Spider silk has long been noted for its graceful structure, as well as its advanced material properties: Ounce for ounce, it is stronger than steel. MIT research has explained some of the material’s mysteries, which could help design synthetic resources that mimic the extraordinary properties of natural silk. Now, scientists at MIT have developed a systematic approach to research its structure, blending computational modeling and mechanical analysis to 3D-print synthetic spider webs. These models offer insight into how spiders optimize their own webs.
“This is the first methodical exploration of its kind,” says Professor Markus Buehler, head of MIT’s Department of Civil and Environmental Engineering (CEE), and the lead author of a paper appearing this week in Nature Communications. “We are looking to expand our knowledge of the function of natural webs in a systematic and repeatable manner.”

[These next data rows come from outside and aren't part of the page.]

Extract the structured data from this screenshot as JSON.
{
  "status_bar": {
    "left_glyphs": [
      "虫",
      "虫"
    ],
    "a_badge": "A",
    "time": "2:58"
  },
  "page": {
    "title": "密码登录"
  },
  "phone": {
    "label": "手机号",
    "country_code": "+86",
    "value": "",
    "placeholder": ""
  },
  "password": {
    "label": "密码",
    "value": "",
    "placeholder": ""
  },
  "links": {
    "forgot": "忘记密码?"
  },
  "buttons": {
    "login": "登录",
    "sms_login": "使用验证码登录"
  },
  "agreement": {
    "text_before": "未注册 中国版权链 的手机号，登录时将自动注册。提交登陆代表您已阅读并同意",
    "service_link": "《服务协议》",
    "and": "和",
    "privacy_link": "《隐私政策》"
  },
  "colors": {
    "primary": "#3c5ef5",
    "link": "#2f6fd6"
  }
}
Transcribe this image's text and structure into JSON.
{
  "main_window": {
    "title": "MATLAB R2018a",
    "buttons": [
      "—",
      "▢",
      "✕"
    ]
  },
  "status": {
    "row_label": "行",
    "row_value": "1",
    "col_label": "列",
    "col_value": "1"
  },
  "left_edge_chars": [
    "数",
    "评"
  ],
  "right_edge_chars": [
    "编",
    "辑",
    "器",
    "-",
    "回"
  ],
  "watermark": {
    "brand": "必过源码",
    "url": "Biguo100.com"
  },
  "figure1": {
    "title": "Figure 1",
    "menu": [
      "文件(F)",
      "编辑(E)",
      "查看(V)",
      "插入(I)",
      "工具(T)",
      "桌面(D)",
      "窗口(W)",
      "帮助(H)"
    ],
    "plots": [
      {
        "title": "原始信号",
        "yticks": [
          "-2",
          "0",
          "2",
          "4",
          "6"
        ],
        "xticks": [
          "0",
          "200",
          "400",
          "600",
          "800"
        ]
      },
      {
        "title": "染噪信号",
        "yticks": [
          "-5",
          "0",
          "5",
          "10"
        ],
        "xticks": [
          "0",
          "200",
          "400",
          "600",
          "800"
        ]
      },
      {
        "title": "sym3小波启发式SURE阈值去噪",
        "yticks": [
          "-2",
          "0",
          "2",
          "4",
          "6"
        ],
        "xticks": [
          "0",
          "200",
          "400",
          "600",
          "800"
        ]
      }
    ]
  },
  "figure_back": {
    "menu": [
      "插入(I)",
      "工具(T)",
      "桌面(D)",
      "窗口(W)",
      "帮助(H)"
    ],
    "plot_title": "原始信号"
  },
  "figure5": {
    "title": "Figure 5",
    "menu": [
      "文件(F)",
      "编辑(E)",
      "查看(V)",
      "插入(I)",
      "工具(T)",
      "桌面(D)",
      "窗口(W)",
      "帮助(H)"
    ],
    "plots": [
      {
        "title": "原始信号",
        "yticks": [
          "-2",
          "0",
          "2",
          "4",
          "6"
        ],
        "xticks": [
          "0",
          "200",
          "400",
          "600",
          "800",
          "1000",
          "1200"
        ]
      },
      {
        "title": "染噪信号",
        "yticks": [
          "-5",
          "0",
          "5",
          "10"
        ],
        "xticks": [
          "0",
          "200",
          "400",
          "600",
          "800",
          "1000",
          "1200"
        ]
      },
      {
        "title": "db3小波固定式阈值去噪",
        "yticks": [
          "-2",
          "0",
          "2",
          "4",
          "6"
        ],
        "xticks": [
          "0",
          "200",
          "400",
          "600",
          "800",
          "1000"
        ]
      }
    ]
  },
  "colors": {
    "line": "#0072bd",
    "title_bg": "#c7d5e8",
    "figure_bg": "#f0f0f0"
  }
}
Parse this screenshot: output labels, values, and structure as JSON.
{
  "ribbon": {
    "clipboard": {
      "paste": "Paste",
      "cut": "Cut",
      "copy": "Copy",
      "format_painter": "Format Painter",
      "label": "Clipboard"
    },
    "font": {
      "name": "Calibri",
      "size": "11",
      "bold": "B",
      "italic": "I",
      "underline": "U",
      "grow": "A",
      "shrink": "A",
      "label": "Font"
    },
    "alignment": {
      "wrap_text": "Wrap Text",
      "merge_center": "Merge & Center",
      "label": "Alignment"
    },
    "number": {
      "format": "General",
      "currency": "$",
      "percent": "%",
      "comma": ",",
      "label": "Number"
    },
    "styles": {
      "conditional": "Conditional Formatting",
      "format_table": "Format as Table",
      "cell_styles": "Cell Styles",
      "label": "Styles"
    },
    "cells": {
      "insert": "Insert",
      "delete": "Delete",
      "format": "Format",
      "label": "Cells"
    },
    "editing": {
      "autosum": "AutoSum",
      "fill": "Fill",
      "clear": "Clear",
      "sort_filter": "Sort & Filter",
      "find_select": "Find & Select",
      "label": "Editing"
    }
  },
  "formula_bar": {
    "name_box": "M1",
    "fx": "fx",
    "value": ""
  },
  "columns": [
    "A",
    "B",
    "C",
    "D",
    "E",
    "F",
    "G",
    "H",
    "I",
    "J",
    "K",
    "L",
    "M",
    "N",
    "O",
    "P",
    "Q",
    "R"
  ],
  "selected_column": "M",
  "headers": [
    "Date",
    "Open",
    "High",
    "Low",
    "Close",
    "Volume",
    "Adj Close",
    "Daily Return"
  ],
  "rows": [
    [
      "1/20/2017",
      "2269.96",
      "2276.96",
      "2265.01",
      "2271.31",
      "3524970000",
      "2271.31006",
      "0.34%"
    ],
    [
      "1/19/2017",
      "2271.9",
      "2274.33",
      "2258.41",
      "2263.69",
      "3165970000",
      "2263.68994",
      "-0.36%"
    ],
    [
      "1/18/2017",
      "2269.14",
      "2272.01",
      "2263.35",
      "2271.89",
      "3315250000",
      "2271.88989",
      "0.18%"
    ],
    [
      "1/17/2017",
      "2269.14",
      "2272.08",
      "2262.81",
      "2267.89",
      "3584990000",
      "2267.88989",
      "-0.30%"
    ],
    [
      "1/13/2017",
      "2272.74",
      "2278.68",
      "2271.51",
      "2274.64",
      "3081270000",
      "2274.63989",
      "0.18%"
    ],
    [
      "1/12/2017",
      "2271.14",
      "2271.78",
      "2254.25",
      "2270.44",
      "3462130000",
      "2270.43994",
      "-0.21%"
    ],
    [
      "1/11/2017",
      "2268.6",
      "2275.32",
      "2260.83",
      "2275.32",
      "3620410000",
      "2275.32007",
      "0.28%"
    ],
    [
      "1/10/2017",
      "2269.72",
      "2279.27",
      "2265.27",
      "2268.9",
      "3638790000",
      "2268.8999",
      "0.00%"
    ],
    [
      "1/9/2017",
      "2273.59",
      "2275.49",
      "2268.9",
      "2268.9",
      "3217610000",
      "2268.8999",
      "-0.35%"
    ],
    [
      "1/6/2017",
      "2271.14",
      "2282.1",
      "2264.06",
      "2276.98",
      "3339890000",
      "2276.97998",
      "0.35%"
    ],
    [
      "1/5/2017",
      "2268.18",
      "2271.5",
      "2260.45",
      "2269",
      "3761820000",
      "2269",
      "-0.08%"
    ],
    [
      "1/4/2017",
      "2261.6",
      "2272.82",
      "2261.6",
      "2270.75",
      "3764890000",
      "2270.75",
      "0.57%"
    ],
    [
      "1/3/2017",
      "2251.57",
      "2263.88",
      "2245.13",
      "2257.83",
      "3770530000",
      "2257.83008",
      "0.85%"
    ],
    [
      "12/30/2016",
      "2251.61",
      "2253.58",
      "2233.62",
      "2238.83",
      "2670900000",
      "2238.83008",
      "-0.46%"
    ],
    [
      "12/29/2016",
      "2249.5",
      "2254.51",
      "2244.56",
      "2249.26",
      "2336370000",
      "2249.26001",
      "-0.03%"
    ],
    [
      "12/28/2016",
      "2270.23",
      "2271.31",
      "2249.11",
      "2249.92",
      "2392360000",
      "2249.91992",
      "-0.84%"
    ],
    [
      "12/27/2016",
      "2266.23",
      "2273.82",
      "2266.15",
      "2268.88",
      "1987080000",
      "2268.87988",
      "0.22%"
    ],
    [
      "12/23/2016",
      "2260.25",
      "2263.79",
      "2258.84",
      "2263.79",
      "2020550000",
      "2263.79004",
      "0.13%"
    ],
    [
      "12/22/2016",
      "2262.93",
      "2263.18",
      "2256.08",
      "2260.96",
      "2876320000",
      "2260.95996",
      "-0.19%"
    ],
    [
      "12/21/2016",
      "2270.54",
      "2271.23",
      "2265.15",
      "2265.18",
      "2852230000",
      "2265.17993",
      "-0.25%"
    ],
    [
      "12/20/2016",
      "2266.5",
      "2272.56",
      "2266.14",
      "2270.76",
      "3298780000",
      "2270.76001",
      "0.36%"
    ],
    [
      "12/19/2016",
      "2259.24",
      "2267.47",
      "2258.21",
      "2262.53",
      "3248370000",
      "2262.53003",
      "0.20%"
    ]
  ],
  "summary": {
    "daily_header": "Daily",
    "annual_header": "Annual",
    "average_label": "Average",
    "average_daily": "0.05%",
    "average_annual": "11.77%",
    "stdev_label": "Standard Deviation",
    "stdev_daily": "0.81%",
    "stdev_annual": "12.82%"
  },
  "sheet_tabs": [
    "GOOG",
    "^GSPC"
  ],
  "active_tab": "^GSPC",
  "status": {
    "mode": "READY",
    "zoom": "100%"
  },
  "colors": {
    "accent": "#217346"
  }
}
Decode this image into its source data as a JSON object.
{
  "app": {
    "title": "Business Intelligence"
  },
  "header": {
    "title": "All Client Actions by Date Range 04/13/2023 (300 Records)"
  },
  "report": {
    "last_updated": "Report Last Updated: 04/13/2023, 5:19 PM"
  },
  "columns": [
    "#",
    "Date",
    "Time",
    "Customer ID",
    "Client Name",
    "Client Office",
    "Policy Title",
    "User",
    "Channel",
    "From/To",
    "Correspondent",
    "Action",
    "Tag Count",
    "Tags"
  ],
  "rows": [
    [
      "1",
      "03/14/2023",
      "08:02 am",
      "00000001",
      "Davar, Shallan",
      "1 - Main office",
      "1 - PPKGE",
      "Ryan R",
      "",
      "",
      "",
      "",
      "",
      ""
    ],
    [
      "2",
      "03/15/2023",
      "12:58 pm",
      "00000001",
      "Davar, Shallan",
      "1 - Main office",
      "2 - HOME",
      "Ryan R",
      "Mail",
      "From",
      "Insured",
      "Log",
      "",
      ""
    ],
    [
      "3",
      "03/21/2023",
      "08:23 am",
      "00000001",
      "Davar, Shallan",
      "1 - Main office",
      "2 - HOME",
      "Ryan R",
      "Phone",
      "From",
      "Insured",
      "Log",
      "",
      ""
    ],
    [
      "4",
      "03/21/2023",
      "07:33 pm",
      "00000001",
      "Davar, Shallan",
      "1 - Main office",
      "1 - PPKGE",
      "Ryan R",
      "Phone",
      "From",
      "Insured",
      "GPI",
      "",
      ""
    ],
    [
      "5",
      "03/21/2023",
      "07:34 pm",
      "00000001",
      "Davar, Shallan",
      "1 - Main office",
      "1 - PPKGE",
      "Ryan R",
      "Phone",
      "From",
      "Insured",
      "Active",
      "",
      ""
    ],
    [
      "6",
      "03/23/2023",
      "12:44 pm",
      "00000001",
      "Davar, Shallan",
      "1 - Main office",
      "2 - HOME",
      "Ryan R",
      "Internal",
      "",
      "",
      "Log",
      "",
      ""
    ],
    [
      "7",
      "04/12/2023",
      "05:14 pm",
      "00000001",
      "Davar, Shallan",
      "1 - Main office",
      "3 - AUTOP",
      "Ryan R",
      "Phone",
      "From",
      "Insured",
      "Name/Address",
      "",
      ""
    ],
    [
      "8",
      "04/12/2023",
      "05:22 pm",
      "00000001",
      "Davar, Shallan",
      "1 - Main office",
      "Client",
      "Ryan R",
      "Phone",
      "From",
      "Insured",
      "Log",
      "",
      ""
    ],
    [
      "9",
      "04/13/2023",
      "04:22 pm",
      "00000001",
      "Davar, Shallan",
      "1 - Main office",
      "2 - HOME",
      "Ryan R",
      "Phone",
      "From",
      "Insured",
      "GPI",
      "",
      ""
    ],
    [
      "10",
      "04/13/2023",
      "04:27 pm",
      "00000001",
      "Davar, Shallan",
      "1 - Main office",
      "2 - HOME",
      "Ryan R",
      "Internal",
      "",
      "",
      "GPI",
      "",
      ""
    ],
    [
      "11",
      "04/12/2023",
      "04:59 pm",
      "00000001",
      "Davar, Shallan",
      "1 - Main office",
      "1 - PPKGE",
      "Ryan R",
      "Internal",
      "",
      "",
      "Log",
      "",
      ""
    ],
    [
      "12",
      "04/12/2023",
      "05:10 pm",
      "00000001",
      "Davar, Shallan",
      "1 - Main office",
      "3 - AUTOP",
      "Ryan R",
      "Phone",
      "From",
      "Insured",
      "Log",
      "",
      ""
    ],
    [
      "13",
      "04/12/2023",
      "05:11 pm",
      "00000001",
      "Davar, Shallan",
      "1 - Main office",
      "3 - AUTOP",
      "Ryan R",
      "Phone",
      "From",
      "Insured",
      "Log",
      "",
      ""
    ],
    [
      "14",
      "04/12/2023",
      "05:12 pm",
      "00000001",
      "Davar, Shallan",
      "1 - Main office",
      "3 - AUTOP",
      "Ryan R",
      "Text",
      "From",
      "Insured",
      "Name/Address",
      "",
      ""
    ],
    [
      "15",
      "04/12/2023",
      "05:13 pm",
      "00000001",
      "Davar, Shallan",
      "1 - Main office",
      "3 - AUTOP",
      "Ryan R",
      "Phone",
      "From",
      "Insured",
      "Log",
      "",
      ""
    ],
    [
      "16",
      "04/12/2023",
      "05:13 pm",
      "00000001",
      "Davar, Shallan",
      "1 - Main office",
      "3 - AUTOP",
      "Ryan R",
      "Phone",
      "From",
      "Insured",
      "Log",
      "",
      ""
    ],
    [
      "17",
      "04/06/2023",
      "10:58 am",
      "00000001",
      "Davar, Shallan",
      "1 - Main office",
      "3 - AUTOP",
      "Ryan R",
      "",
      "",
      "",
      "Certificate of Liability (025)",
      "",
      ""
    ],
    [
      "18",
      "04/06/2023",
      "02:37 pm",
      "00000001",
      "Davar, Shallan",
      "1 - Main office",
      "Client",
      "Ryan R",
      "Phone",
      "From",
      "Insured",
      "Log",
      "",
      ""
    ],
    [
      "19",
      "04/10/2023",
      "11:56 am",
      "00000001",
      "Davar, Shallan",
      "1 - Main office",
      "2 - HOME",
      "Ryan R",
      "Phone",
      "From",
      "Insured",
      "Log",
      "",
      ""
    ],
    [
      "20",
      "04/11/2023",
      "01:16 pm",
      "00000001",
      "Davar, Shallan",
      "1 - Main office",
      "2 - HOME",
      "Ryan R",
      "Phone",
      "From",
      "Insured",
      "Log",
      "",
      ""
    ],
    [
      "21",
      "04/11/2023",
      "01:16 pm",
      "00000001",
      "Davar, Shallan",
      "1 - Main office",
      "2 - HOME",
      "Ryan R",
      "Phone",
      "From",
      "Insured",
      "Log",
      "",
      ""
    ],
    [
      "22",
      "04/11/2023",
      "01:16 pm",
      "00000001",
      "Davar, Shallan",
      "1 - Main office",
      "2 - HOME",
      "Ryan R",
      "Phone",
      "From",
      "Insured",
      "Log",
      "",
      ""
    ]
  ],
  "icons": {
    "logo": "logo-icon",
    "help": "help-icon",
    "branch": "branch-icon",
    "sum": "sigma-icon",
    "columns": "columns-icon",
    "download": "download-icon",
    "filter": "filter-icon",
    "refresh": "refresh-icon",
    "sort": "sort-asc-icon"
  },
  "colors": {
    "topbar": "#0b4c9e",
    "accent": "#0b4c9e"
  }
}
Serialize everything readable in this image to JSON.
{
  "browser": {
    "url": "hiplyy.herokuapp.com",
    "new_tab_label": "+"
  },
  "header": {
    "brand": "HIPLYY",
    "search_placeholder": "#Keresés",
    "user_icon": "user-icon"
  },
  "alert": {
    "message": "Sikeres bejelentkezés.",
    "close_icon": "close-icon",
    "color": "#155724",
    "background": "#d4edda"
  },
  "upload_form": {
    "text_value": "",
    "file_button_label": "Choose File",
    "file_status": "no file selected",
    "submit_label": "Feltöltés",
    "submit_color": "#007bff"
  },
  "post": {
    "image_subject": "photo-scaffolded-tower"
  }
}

Coupling multiscale modeling with emerging microscale 3D-printing techniques, the team enabled a pathway to directly fabricate and test synthetic web structures by design. The lessons learned through this approach may help harness spider silk’s strength for other uses, and ultimately inspire engineers to digitally design new structures and composites that are reliable and damage-resistant. Read more…